* Description of the task
Every line below containing the word "this" should be found and copied.

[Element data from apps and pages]
------------------------------

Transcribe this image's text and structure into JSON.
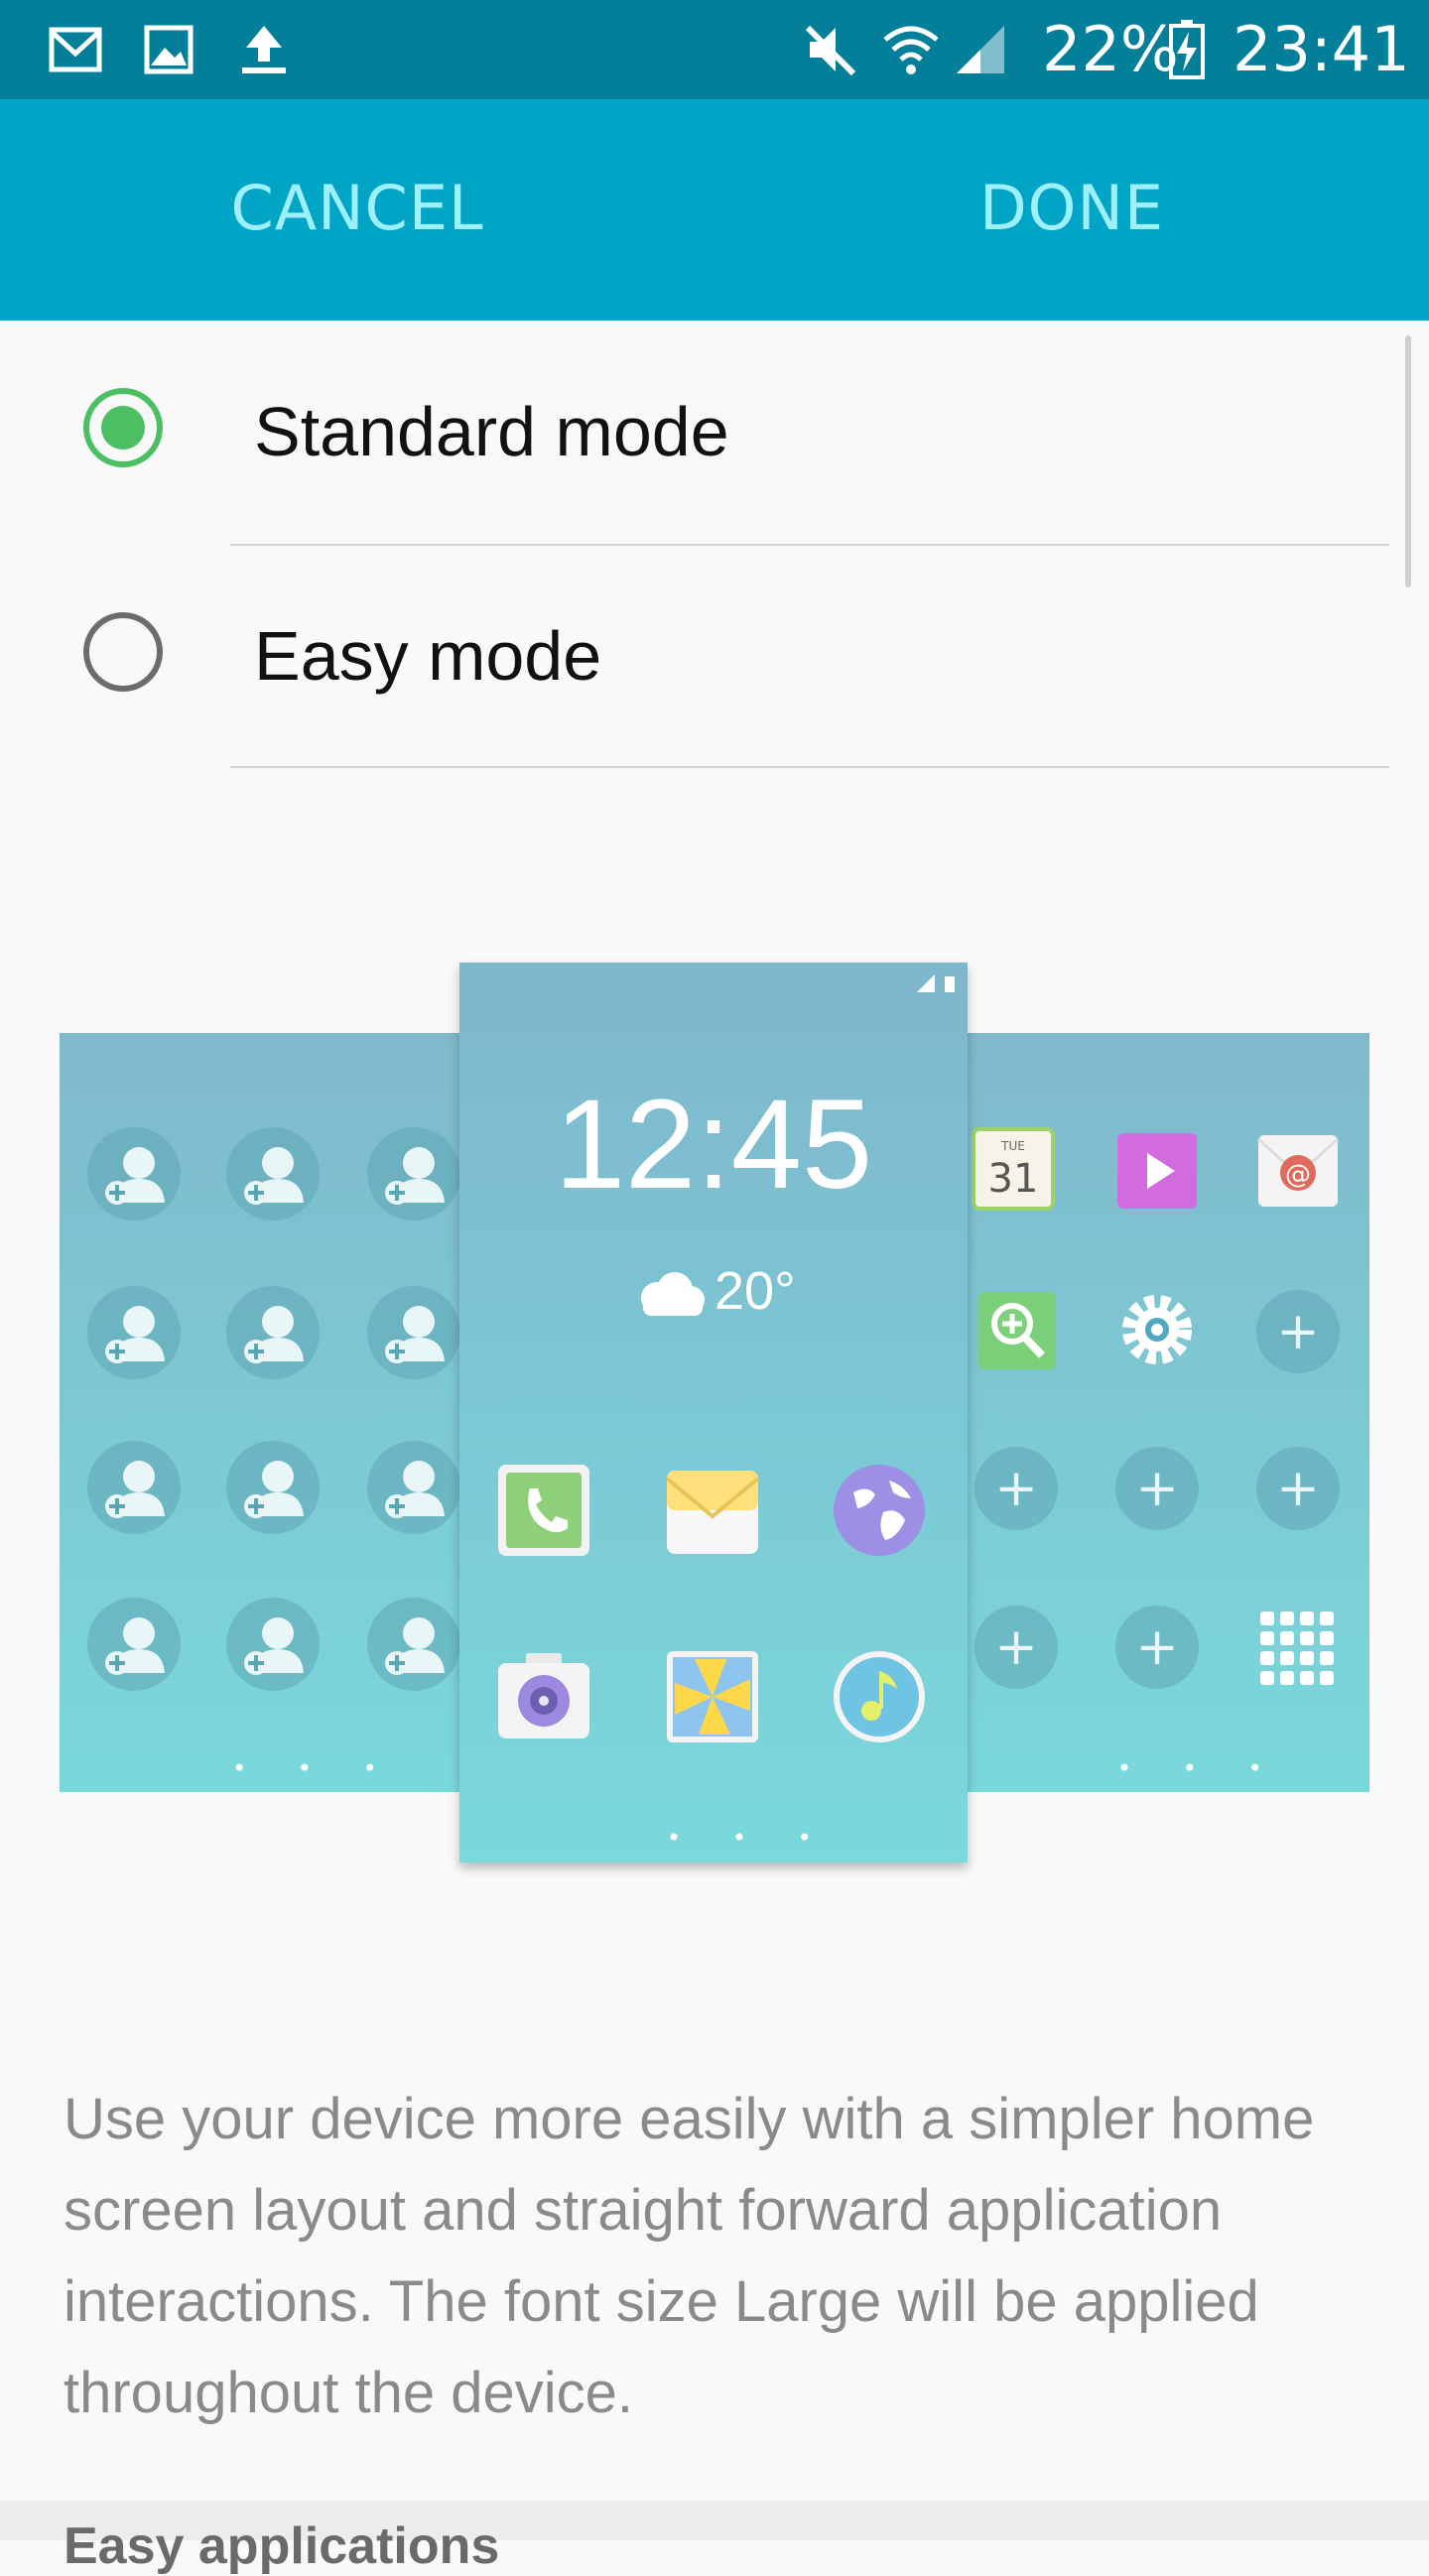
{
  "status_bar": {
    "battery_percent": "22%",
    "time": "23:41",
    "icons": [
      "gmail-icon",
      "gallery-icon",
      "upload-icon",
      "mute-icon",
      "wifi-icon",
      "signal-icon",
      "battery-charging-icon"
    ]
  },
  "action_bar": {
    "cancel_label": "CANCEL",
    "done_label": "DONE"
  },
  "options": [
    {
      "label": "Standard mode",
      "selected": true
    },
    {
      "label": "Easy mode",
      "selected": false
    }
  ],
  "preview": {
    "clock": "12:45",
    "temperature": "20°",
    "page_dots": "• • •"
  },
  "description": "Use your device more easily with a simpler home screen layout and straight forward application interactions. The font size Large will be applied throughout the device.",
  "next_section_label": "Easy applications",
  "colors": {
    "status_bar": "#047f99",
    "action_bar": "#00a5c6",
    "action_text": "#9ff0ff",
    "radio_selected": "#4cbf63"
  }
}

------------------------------

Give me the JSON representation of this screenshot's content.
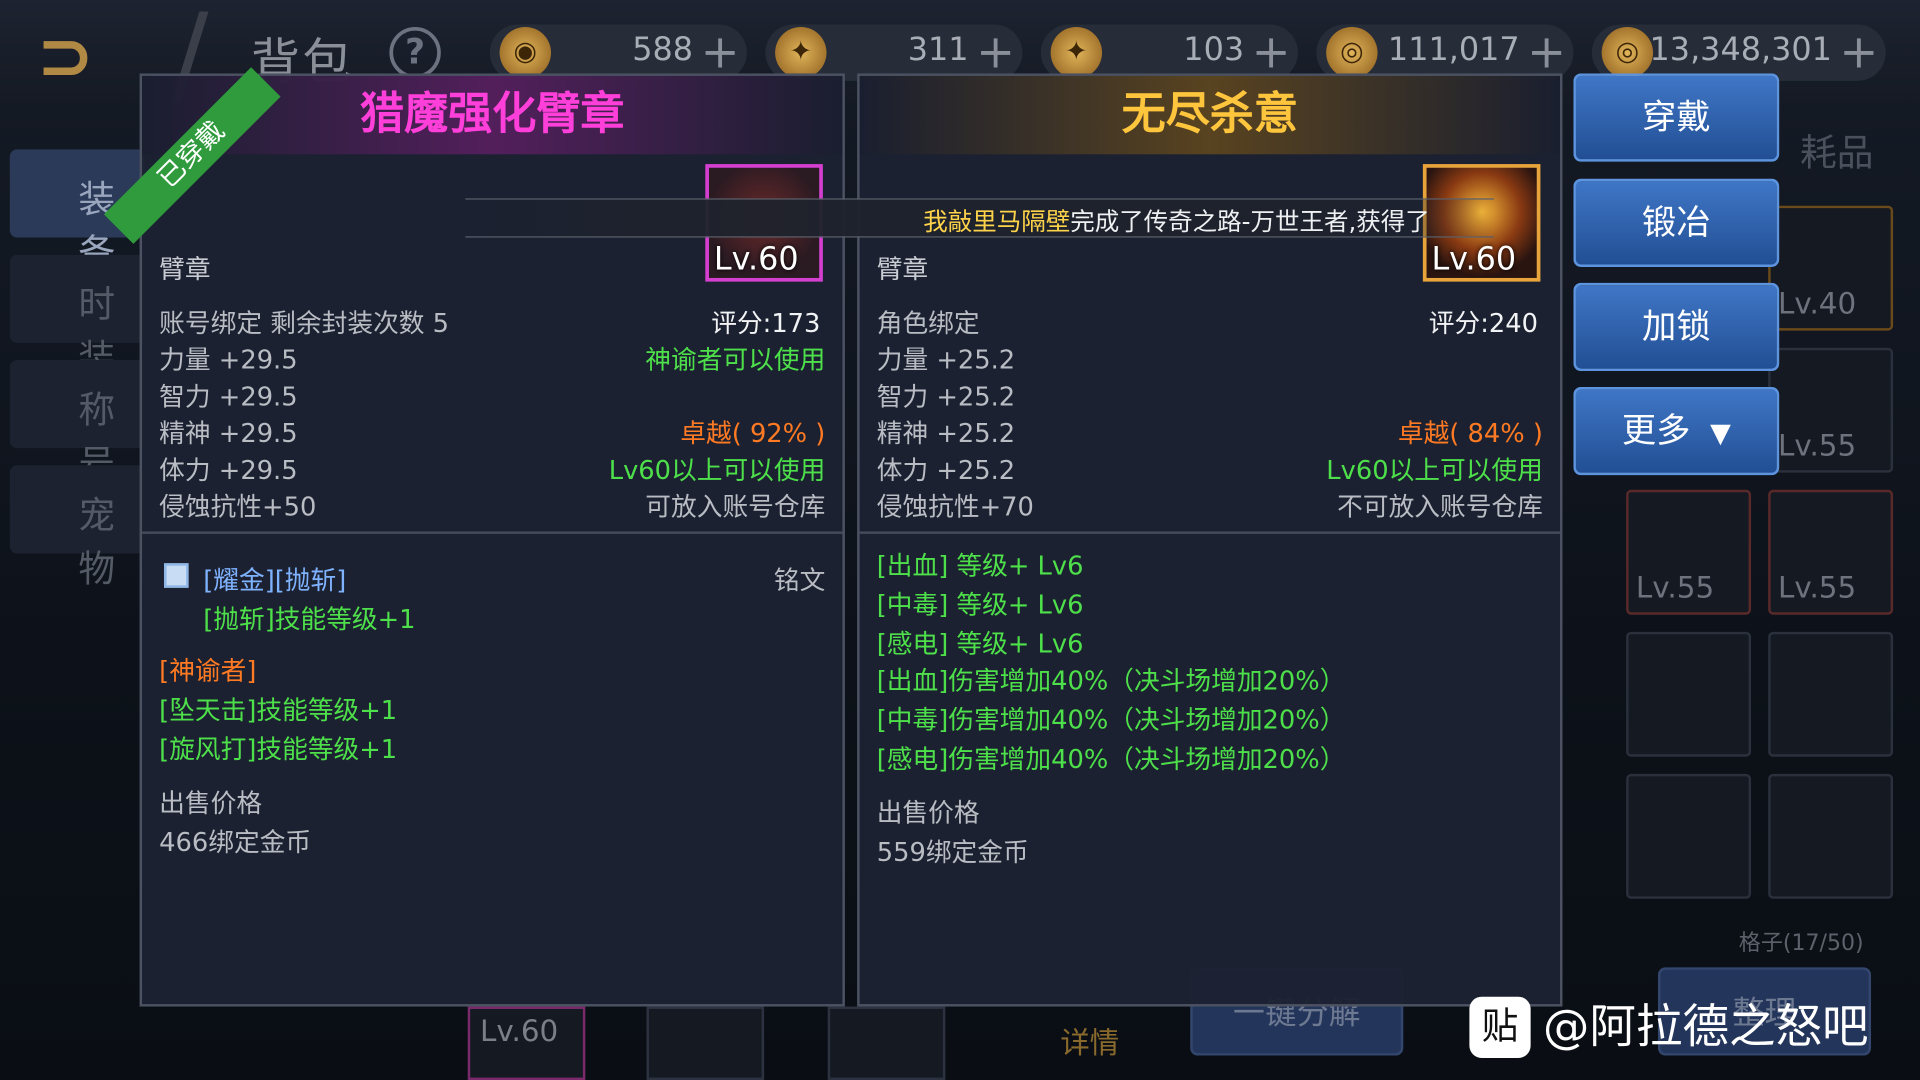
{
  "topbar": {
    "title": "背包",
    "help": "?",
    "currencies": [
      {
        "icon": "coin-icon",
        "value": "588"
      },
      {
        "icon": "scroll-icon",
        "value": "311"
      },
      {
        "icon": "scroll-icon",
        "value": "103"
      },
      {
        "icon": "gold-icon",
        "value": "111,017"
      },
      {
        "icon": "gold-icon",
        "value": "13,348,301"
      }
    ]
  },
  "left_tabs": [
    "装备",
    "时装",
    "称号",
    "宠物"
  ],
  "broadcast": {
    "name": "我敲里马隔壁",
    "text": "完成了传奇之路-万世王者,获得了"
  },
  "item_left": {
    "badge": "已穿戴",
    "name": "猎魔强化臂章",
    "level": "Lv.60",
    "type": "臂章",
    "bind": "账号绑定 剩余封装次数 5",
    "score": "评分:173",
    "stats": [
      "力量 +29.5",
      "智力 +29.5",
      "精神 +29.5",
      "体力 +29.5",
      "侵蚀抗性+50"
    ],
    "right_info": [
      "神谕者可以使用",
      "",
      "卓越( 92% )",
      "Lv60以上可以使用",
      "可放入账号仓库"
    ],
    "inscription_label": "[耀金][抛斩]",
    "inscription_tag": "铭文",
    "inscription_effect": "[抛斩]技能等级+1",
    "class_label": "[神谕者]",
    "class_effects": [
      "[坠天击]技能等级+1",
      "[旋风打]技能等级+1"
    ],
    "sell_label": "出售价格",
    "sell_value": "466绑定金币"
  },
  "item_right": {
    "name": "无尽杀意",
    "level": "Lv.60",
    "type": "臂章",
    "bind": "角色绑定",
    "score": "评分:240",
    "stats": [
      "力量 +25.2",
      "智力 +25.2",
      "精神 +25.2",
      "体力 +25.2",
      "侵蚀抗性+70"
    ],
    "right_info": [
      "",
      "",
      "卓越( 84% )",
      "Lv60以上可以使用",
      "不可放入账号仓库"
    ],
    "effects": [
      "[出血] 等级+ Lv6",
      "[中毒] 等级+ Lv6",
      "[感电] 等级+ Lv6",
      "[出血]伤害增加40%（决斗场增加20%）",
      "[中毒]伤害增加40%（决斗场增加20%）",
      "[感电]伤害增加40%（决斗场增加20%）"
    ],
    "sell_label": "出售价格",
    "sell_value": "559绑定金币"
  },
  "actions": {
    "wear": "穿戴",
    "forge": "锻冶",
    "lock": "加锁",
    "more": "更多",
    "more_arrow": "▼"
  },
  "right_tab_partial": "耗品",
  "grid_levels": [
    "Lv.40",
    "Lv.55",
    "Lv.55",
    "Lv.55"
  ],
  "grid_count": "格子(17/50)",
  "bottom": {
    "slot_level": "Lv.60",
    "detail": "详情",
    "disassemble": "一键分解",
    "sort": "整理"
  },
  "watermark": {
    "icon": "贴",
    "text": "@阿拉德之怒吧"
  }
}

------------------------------

* Answer
Transcribe this image's text and structure into JSON.
Give me the JSON representation of this screenshot's content.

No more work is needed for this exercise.